[Items from a data source]
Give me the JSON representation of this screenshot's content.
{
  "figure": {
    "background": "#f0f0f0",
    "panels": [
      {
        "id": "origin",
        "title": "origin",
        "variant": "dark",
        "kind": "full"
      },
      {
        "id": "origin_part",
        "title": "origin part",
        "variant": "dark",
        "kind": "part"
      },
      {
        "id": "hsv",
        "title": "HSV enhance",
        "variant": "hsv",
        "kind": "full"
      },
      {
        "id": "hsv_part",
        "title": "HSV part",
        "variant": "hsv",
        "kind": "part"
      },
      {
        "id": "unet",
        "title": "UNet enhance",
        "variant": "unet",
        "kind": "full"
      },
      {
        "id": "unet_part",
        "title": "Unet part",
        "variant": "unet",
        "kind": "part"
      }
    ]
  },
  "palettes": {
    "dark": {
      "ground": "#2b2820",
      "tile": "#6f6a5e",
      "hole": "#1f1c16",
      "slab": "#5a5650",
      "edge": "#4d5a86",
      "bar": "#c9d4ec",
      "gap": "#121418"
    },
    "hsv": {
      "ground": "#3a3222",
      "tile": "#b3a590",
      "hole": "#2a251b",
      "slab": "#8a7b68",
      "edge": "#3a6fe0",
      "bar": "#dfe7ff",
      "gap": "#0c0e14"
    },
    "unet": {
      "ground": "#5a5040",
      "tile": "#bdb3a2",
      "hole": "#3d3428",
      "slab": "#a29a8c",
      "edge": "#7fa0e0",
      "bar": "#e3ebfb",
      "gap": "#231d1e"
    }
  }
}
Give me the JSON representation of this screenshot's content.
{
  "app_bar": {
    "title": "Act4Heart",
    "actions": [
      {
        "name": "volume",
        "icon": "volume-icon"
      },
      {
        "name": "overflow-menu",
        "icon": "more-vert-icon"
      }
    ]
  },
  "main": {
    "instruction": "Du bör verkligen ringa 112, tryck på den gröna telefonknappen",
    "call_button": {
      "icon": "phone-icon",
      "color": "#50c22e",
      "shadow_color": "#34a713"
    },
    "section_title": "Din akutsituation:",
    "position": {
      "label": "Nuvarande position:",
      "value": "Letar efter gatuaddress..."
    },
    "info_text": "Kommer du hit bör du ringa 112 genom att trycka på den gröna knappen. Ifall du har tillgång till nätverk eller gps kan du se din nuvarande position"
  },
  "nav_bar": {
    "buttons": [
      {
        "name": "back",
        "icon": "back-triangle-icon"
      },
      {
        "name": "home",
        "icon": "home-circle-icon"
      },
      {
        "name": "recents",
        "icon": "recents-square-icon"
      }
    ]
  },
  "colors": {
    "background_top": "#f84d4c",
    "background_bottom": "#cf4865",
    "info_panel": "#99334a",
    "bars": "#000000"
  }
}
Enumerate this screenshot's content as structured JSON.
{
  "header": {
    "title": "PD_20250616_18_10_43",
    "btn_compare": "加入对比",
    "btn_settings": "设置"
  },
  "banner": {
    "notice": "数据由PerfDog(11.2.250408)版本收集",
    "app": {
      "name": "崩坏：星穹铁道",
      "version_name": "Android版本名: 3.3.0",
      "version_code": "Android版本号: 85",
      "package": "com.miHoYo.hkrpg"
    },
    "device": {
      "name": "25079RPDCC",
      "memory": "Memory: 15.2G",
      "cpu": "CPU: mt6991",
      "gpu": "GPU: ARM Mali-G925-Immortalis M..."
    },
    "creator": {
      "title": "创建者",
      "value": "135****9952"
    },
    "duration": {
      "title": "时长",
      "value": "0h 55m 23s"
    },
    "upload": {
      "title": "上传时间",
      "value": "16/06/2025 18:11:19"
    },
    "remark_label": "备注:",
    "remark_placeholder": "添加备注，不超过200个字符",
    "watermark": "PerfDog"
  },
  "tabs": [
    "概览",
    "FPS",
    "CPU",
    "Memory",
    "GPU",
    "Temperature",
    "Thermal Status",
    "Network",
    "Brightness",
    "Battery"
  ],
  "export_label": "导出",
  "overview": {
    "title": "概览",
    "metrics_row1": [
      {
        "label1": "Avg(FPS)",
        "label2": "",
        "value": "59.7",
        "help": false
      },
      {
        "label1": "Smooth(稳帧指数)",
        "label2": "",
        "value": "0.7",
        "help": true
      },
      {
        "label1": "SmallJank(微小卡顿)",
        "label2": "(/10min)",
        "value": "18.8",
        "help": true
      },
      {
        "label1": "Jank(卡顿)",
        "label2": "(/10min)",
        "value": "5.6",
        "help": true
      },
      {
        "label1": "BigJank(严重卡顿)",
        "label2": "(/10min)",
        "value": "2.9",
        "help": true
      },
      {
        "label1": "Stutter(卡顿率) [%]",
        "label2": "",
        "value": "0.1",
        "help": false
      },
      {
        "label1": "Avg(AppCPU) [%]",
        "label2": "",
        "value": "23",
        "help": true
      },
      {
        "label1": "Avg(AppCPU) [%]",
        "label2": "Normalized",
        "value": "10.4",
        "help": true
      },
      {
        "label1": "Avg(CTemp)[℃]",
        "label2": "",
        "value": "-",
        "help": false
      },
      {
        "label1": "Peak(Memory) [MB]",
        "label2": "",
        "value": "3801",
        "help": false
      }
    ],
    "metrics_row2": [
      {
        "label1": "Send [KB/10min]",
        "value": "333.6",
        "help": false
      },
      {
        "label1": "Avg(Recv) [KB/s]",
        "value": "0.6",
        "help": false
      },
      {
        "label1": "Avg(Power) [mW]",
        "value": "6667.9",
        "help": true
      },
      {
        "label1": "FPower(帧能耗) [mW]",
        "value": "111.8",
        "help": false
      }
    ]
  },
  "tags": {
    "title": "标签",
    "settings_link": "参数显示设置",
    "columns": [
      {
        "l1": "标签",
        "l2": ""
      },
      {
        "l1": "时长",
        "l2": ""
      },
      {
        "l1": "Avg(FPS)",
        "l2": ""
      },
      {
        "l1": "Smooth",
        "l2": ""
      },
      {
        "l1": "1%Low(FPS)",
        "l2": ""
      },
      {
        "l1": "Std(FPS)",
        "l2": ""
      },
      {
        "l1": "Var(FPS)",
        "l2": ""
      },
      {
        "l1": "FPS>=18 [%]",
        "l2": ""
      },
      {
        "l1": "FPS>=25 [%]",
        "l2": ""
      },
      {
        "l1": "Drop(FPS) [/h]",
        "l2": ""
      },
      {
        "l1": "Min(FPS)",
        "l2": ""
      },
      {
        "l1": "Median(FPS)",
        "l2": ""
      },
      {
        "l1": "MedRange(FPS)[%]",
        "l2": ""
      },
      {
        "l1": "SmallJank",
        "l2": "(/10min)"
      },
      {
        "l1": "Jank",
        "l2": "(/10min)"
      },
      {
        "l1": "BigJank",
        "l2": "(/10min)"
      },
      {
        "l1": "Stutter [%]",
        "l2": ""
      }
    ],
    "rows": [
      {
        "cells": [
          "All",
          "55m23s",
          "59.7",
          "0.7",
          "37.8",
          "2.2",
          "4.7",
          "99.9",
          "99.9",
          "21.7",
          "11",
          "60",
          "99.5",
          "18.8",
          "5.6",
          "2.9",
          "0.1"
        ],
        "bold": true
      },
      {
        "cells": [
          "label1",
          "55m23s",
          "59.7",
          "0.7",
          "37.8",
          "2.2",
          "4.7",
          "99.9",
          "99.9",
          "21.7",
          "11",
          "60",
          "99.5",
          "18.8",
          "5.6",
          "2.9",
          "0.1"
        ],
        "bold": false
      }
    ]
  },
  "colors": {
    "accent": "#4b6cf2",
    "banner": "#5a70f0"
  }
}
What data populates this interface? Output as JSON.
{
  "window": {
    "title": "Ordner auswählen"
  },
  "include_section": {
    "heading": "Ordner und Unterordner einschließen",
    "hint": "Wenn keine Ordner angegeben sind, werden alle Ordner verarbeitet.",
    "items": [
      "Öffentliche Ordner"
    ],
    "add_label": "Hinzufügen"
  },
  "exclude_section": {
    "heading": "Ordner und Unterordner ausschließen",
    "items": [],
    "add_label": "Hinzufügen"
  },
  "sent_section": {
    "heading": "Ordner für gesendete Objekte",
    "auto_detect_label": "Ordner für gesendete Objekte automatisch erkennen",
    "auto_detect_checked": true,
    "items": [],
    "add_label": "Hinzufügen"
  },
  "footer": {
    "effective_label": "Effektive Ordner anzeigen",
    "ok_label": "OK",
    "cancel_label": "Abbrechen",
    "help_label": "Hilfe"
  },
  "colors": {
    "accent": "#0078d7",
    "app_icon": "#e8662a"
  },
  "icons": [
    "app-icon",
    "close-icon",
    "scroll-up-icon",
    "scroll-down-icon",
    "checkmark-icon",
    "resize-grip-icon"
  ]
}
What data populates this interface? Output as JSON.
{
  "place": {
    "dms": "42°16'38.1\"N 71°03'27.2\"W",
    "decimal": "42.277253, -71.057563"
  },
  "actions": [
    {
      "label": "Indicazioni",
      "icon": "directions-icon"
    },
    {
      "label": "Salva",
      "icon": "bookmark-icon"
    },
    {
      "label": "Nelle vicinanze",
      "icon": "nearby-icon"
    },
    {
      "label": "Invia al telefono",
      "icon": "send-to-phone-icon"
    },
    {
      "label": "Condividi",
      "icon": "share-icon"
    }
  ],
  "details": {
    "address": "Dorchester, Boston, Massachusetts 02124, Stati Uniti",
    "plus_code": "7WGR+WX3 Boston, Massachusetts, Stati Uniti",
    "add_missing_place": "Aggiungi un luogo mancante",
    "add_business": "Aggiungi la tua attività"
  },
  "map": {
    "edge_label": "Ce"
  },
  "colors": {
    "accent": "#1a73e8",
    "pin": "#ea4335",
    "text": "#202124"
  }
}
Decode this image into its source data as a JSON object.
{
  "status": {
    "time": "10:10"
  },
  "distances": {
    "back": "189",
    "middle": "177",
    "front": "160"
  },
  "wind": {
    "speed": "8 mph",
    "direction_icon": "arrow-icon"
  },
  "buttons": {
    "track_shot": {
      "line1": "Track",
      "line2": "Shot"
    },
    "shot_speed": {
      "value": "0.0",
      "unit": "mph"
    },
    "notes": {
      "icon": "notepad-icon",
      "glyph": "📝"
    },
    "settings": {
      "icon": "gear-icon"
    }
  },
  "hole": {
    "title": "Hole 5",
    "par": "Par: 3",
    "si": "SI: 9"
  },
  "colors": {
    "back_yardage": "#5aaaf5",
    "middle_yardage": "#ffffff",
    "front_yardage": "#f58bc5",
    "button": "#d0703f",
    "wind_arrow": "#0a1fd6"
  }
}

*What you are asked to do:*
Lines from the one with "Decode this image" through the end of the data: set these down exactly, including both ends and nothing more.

*Output for this exercise:*
Decode this image into its source data as a JSON object.
{
  "status": {
    "time": "10:10"
  },
  "distances": {
    "back": "189",
    "middle": "177",
    "front": "160"
  },
  "wind": {
    "speed": "8 mph",
    "direction_icon": "arrow-icon"
  },
  "buttons": {
    "track_shot": {
      "line1": "Track",
      "line2": "Shot"
    },
    "shot_speed": {
      "value": "0.0",
      "unit": "mph"
    },
    "notes": {
      "icon": "notepad-icon",
      "glyph": "📝"
    },
    "settings": {
      "icon": "gear-icon"
    }
  },
  "hole": {
    "title": "Hole 5",
    "par": "Par: 3",
    "si": "SI: 9"
  },
  "colors": {
    "back_yardage": "#5aaaf5",
    "middle_yardage": "#ffffff",
    "front_yardage": "#f58bc5",
    "button": "#d0703f",
    "wind_arrow": "#0a1fd6"
  }
}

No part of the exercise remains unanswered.